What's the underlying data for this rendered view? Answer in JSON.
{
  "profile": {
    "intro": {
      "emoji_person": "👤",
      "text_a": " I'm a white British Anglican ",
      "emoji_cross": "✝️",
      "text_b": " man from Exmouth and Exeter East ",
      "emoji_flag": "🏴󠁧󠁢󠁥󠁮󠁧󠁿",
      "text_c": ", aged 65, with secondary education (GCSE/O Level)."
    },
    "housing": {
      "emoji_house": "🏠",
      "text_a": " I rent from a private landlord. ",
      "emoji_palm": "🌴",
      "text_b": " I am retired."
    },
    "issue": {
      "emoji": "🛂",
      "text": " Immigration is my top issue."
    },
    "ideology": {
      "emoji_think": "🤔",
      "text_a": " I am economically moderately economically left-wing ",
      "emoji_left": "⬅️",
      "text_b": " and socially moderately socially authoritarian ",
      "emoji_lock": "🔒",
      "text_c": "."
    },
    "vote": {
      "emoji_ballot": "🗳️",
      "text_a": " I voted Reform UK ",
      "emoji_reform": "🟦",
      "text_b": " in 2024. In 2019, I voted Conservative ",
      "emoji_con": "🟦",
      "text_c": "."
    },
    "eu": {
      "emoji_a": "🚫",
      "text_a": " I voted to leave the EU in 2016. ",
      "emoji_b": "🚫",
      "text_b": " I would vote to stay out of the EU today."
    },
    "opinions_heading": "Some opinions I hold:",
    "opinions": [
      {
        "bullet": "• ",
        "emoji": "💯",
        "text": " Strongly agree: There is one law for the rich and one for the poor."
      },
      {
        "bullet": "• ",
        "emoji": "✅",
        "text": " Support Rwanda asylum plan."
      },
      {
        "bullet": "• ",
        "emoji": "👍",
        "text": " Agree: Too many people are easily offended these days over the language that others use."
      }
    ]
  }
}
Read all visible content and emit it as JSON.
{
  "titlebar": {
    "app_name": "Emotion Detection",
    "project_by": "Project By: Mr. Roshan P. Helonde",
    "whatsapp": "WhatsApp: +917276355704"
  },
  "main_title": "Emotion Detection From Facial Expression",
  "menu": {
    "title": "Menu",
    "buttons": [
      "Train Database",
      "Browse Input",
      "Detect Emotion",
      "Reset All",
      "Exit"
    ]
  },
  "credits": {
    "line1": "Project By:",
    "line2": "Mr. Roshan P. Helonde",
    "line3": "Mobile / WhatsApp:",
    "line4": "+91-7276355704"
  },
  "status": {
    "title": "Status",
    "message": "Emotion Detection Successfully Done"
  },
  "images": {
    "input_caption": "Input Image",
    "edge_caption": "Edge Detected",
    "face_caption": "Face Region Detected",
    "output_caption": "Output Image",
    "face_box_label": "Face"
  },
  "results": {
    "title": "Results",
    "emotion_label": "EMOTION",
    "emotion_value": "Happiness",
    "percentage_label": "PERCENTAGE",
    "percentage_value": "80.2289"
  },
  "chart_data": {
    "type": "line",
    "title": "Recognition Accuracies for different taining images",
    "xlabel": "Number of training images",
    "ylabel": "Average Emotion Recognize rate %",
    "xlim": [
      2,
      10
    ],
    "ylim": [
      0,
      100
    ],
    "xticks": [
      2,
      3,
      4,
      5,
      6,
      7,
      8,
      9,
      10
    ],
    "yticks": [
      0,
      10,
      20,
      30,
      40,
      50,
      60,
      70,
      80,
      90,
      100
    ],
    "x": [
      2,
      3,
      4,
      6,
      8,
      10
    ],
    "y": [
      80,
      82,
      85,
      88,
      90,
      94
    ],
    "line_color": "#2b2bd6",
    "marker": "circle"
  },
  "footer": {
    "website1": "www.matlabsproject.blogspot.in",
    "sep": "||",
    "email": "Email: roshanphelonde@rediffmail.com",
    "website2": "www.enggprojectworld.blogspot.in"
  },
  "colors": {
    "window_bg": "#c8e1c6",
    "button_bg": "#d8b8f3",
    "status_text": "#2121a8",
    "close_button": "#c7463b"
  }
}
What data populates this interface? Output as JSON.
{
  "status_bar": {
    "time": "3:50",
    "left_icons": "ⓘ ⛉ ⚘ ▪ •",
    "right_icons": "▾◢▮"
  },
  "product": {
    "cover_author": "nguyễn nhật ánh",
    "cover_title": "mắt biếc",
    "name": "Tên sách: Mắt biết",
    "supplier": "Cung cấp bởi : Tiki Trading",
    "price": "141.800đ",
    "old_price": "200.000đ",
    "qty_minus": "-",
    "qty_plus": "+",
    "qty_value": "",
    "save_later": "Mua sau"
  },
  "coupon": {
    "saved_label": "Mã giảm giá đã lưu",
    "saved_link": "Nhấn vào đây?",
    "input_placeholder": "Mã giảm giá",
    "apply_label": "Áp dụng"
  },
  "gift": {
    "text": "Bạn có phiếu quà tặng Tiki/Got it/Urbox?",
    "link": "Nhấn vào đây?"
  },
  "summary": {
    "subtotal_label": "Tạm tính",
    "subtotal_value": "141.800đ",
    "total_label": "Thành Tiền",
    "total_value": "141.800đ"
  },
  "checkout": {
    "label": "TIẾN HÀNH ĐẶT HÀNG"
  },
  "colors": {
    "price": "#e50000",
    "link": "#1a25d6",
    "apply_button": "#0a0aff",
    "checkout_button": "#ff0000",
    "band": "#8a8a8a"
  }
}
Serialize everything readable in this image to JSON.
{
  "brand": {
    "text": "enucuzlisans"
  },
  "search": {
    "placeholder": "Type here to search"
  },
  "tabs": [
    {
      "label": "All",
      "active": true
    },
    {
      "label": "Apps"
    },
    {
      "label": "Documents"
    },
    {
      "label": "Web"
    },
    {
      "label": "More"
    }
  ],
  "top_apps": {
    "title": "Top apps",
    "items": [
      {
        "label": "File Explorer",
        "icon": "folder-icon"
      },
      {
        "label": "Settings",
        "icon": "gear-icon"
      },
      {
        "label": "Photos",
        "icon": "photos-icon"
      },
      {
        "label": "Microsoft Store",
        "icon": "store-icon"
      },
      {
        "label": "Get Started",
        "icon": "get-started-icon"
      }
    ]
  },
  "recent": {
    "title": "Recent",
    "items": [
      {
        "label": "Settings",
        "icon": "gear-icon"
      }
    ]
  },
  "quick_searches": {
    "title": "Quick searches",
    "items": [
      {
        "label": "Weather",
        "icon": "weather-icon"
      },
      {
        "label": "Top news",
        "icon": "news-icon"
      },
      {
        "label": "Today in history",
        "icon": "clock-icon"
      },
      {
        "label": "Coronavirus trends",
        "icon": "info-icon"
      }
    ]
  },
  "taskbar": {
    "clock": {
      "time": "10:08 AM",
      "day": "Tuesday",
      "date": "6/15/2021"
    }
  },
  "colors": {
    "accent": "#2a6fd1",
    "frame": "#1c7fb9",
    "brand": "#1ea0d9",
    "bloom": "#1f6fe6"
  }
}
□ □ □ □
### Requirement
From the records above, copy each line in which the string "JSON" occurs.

### Response to this task
What's the underlying data for this rendered view? Answer in JSON.
Read all visible content and emit it as JSON.
What data populates this interface? Output as JSON.
Serialize everything readable in this image to JSON.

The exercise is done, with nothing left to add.